THE TASK. Exact copy, pictures excluded: reproduce every record below.

RECORDS SHOWN.
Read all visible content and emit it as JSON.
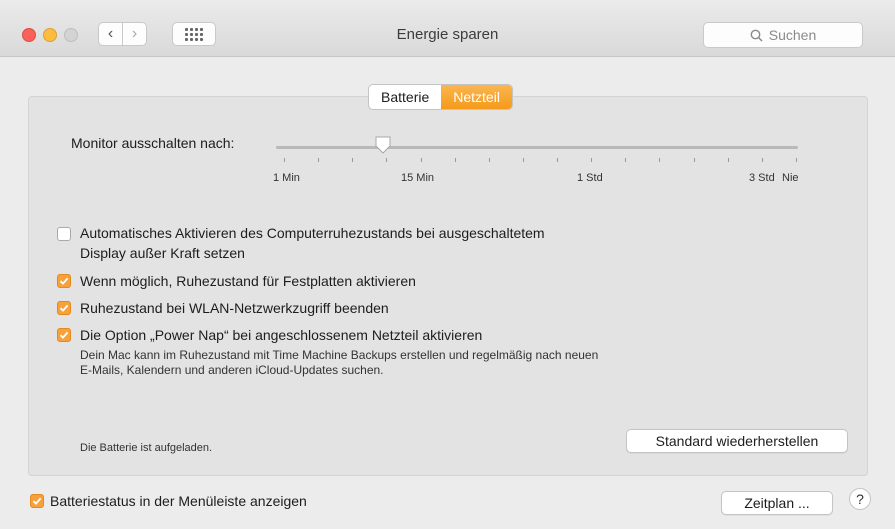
{
  "window": {
    "title": "Energie sparen",
    "search_placeholder": "Suchen",
    "nav": {
      "back_glyph": "‹",
      "forward_glyph": "›"
    }
  },
  "tabs": [
    {
      "label": "Batterie",
      "active": false
    },
    {
      "label": "Netzteil",
      "active": true
    }
  ],
  "monitor": {
    "label": "Monitor ausschalten nach:",
    "ticks": [
      "1 Min",
      "15 Min",
      "1 Std",
      "3 Std",
      "Nie"
    ],
    "value": "15 Min"
  },
  "options": [
    {
      "line1": "Automatisches Aktivieren des Computerruhezustands bei ausgeschaltetem",
      "line2": "Display außer Kraft setzen",
      "checked": false
    },
    {
      "line1": "Wenn möglich, Ruhezustand für Festplatten aktivieren",
      "checked": true
    },
    {
      "line1": "Ruhezustand bei WLAN-Netzwerkzugriff beenden",
      "checked": true
    },
    {
      "line1": "Die Option „Power Nap“ bei angeschlossenem Netzteil aktivieren",
      "checked": true
    }
  ],
  "power_nap_desc": {
    "line1": "Dein Mac kann im Ruhezustand mit Time Machine Backups erstellen und regelmäßig nach neuen",
    "line2": "E-Mails, Kalendern und anderen iCloud-Updates suchen."
  },
  "battery_status": "Die Batterie ist aufgeladen.",
  "restore_button": "Standard wiederherstellen",
  "menubar_option": {
    "label": "Batteriestatus in der Menüleiste anzeigen",
    "checked": true
  },
  "schedule_button": "Zeitplan ...",
  "help_glyph": "?",
  "colors": {
    "accent": "#f7a13a",
    "close": "#fc605b",
    "minimize": "#fdbc40"
  }
}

RESPONSE AREA.
Read all visible content and emit it as JSON.
{
  "window": {
    "title": "Energie sparen",
    "search_placeholder": "Suchen",
    "nav": {
      "back_glyph": "‹",
      "forward_glyph": "›"
    }
  },
  "tabs": [
    {
      "label": "Batterie",
      "active": false
    },
    {
      "label": "Netzteil",
      "active": true
    }
  ],
  "monitor": {
    "label": "Monitor ausschalten nach:",
    "ticks": [
      "1 Min",
      "15 Min",
      "1 Std",
      "3 Std",
      "Nie"
    ],
    "value": "15 Min"
  },
  "options": [
    {
      "line1": "Automatisches Aktivieren des Computerruhezustands bei ausgeschaltetem",
      "line2": "Display außer Kraft setzen",
      "checked": false
    },
    {
      "line1": "Wenn möglich, Ruhezustand für Festplatten aktivieren",
      "checked": true
    },
    {
      "line1": "Ruhezustand bei WLAN-Netzwerkzugriff beenden",
      "checked": true
    },
    {
      "line1": "Die Option „Power Nap“ bei angeschlossenem Netzteil aktivieren",
      "checked": true
    }
  ],
  "power_nap_desc": {
    "line1": "Dein Mac kann im Ruhezustand mit Time Machine Backups erstellen und regelmäßig nach neuen",
    "line2": "E-Mails, Kalendern und anderen iCloud-Updates suchen."
  },
  "battery_status": "Die Batterie ist aufgeladen.",
  "restore_button": "Standard wiederherstellen",
  "menubar_option": {
    "label": "Batteriestatus in der Menüleiste anzeigen",
    "checked": true
  },
  "schedule_button": "Zeitplan ...",
  "help_glyph": "?",
  "colors": {
    "accent": "#f7a13a",
    "close": "#fc605b",
    "minimize": "#fdbc40"
  }
}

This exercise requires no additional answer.